Walking Wounded tells the story of those left behind in a Blitz-ravaged London, and of the web of loyalty, guilt and duty that shapes the decisions of the women awaiting the return of their men-folk as the war draws to a close.

Spanning the period from the Armistice of the First World War to the exodus of the Ten Pound Poms to Australia in the 1950s, Walking Wounded is a family saga whose internal violence is mirrored by the world stage upon which it is set.

I received a free copy of this book courtesy of the author in exchange for an honest review.

Walking Wounded by Anna Franklin Osborne tells a story from the end of the First World War, through to and beyond the end of the Second World War. It is a tale of violence, grief, strife and struggle. But uncommonly, it is not a story of the men and boys who went overseas to fight. This is a story of those who are left behind at home. Those who are struggling to come to terms with the aftermath of the war, the outbreak of the second world war and the trauma it leaves behind.
32337397Walking Wounded does not just refer to the soldiers returning from war, but everyone touched, scarred by the war that almost brought the world to its knees. Tragedy strikes early in the book with the death of the elder sister and daughter in a family ahead of marrying her soldier groom. The youngest daughter suffers a turbulent life, coming into this world on the back of war. Trying to fit in with so many siblings around her, she falls into a hasty, dangerous marriage.

Dealing with the loss of her father, who never truly came back from the First World War, her mother to illness, she finds herself being brought up by her eldest sister. Finding herself in a relationship with a fiery, tempestuous young man, she enjoys the rush she feels being with him, until the fateful moment he turns on her, beats her. He manages to convince her she hurts herself in an accident and that he was trying to help, but this just seals her fate at his hands.

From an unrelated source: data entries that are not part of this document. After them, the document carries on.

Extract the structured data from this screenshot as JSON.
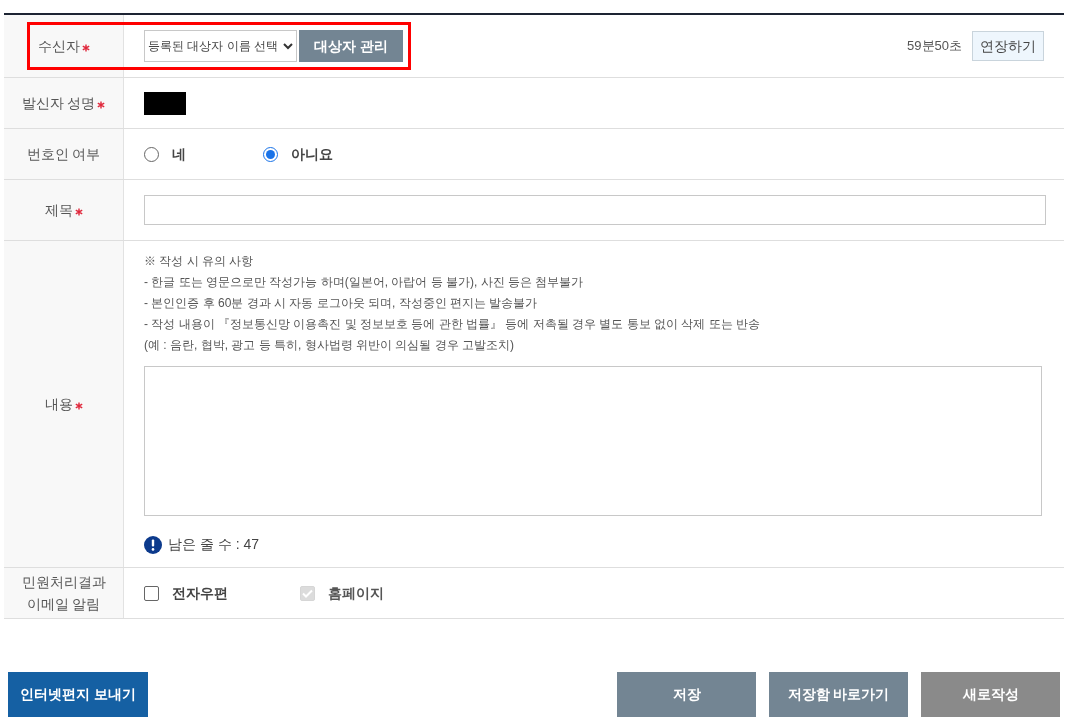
{
  "form": {
    "rows": [
      {
        "kind": "recipient",
        "label": "수신자",
        "required": true,
        "select": "등록된 대상자 이름 선택",
        "manage_button": "대상자 관리",
        "timer": "59분50초",
        "extend_button": "연장하기",
        "highlighted": true
      },
      {
        "kind": "redacted",
        "label": "발신자 성명",
        "required": true
      },
      {
        "kind": "radio",
        "label": "번호인 여부",
        "required": false,
        "options": [
          {
            "label": "네",
            "selected": false
          },
          {
            "label": "아니요",
            "selected": true
          }
        ]
      },
      {
        "kind": "input",
        "label": "제목",
        "required": true
      },
      {
        "kind": "content",
        "label": "내용",
        "required": true,
        "notice": [
          "※ 작성 시 유의 사항",
          "- 한글 또는 영문으로만 작성가능 하며(일본어, 아랍어 등 불가), 사진 등은 첨부불가",
          "- 본인인증 후 60분 경과 시 자동 로그아웃 되며, 작성중인 편지는 발송불가",
          "- 작성 내용이 『정보통신망 이용촉진 및 정보보호 등에 관한 법률』 등에 저촉될 경우 별도 통보 없이 삭제 또는 반송",
          "(예 : 음란, 협박, 광고 등 특히, 형사법령 위반이 의심될 경우 고발조치)"
        ],
        "remaining": "남은 줄 수 : 47"
      },
      {
        "kind": "checkbox",
        "label": "민원처리결과\n이메일 알림",
        "required": false,
        "options": [
          {
            "label": "전자우편",
            "checked": false,
            "disabled": false
          },
          {
            "label": "홈페이지",
            "checked": true,
            "disabled": true
          }
        ]
      }
    ]
  },
  "buttons": {
    "left": [
      {
        "label": "인터넷편지 보내기",
        "kind": "primary"
      }
    ],
    "right": [
      {
        "label": "저장",
        "kind": "secondary"
      },
      {
        "label": "저장함 바로가기",
        "kind": "secondary"
      },
      {
        "label": "새로작성",
        "kind": "neutral"
      }
    ]
  }
}
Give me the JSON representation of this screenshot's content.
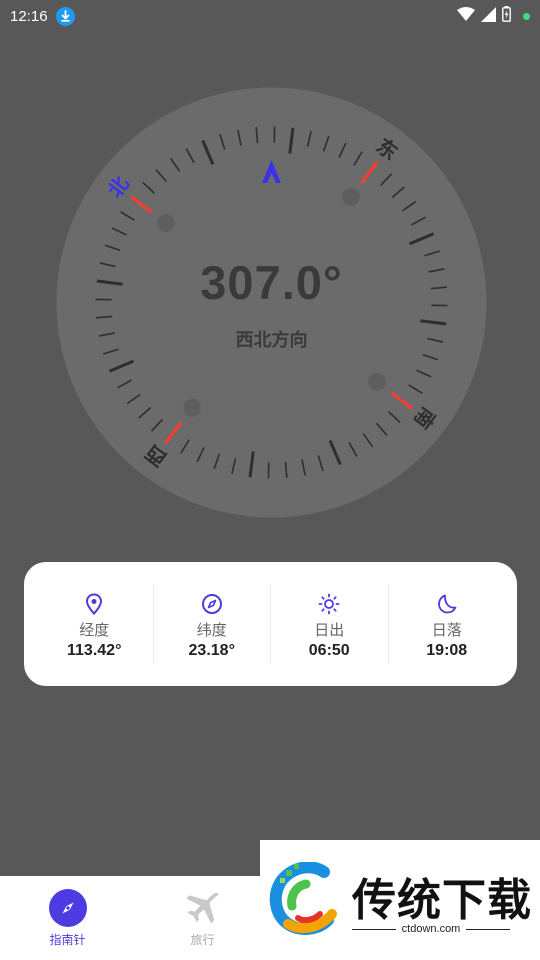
{
  "status_bar": {
    "time": "12:16",
    "download_icon": "download-icon",
    "icons": [
      "wifi-icon",
      "signal-icon",
      "battery-icon",
      "notification-dot"
    ]
  },
  "compass": {
    "heading_degrees": "307.0°",
    "heading_direction": "西北方向",
    "cardinals": {
      "north": "北",
      "east": "东",
      "south": "南",
      "west": "西"
    },
    "dial_rotation_deg": -53,
    "colors": {
      "north_label": "#3b32e8",
      "needle_marker": "#3b32e8",
      "cardinal_tick": "#ff3b30"
    }
  },
  "info": [
    {
      "icon": "location-pin-icon",
      "label": "经度",
      "value": "113.42°"
    },
    {
      "icon": "compass-icon",
      "label": "纬度",
      "value": "23.18°"
    },
    {
      "icon": "sun-icon",
      "label": "日出",
      "value": "06:50"
    },
    {
      "icon": "moon-icon",
      "label": "日落",
      "value": "19:08"
    }
  ],
  "nav": [
    {
      "icon": "compass-nav-icon",
      "label": "指南针",
      "active": true
    },
    {
      "icon": "airplane-icon",
      "label": "旅行",
      "active": false
    }
  ],
  "watermark": {
    "title": "传统下载",
    "url": "ctdown.com"
  },
  "accent_color": "#4b3be0"
}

Her life goes through ups and downs, thanks to her abusive husband, the outbreak of World War 2 and a wartime pregnancy. She has to deal with evacuation to the market town of Hitchin, in Hertfordshire (my home town) to have her baby in relative safety. I had hoped for a bit more detail making the albeit short scene set in Hitchin to describe things in such a way it was beyond any doubt where the location was. That said, it was a minor scene, and that is my opinion as a born and bred Hitchin resident.

The story moves on to pick up the strife the family suffers through following the aftermath of the war, and significant upheaval. Our downtrodden young mother has to make some difficult decisions ultimately for her and her daughter’s benefit.
Walking Wounded is a novel approach to the strife and horrors of war. Not, as is so often the case, told from the side of the soldiers out in the theatre of war, but from the angle of those left at home wondering, worrying, uncertain. All in all, a wonderful read dealing with some dark and difficult subject matter.

My rating
goodread